> _Dataset entries_

○ ○ ○ ○

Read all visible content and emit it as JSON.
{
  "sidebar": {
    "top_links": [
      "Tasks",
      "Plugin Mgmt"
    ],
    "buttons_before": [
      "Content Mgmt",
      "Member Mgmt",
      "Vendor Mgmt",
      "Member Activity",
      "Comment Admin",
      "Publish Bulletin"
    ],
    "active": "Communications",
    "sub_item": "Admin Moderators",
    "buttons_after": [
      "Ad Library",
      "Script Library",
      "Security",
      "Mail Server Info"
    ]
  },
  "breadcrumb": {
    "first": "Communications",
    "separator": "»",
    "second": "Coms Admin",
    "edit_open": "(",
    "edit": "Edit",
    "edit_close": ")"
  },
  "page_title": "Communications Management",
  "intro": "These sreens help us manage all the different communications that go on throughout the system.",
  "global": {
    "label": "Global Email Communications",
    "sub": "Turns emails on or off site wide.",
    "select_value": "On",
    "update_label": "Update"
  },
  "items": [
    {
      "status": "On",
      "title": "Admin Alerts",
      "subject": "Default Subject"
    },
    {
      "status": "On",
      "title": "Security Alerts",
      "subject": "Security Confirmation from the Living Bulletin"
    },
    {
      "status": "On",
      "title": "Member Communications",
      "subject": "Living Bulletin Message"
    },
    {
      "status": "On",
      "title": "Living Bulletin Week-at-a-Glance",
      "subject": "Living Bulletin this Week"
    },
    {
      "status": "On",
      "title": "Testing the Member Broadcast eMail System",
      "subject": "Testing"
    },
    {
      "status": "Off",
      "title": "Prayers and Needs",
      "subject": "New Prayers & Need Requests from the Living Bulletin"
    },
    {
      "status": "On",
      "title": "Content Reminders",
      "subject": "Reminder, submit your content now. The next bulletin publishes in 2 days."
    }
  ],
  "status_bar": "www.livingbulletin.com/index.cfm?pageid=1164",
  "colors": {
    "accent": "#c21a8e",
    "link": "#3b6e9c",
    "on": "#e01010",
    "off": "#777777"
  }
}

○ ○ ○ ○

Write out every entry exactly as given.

> _Problem solution_
Read all visible content and emit it as JSON.
{
  "sidebar": {
    "top_links": [
      "Tasks",
      "Plugin Mgmt"
    ],
    "buttons_before": [
      "Content Mgmt",
      "Member Mgmt",
      "Vendor Mgmt",
      "Member Activity",
      "Comment Admin",
      "Publish Bulletin"
    ],
    "active": "Communications",
    "sub_item": "Admin Moderators",
    "buttons_after": [
      "Ad Library",
      "Script Library",
      "Security",
      "Mail Server Info"
    ]
  },
  "breadcrumb": {
    "first": "Communications",
    "separator": "»",
    "second": "Coms Admin",
    "edit_open": "(",
    "edit": "Edit",
    "edit_close": ")"
  },
  "page_title": "Communications Management",
  "intro": "These sreens help us manage all the different communications that go on throughout the system.",
  "global": {
    "label": "Global Email Communications",
    "sub": "Turns emails on or off site wide.",
    "select_value": "On",
    "update_label": "Update"
  },
  "items": [
    {
      "status": "On",
      "title": "Admin Alerts",
      "subject": "Default Subject"
    },
    {
      "status": "On",
      "title": "Security Alerts",
      "subject": "Security Confirmation from the Living Bulletin"
    },
    {
      "status": "On",
      "title": "Member Communications",
      "subject": "Living Bulletin Message"
    },
    {
      "status": "On",
      "title": "Living Bulletin Week-at-a-Glance",
      "subject": "Living Bulletin this Week"
    },
    {
      "status": "On",
      "title": "Testing the Member Broadcast eMail System",
      "subject": "Testing"
    },
    {
      "status": "Off",
      "title": "Prayers and Needs",
      "subject": "New Prayers & Need Requests from the Living Bulletin"
    },
    {
      "status": "On",
      "title": "Content Reminders",
      "subject": "Reminder, submit your content now. The next bulletin publishes in 2 days."
    }
  ],
  "status_bar": "www.livingbulletin.com/index.cfm?pageid=1164",
  "colors": {
    "accent": "#c21a8e",
    "link": "#3b6e9c",
    "on": "#e01010",
    "off": "#777777"
  }
}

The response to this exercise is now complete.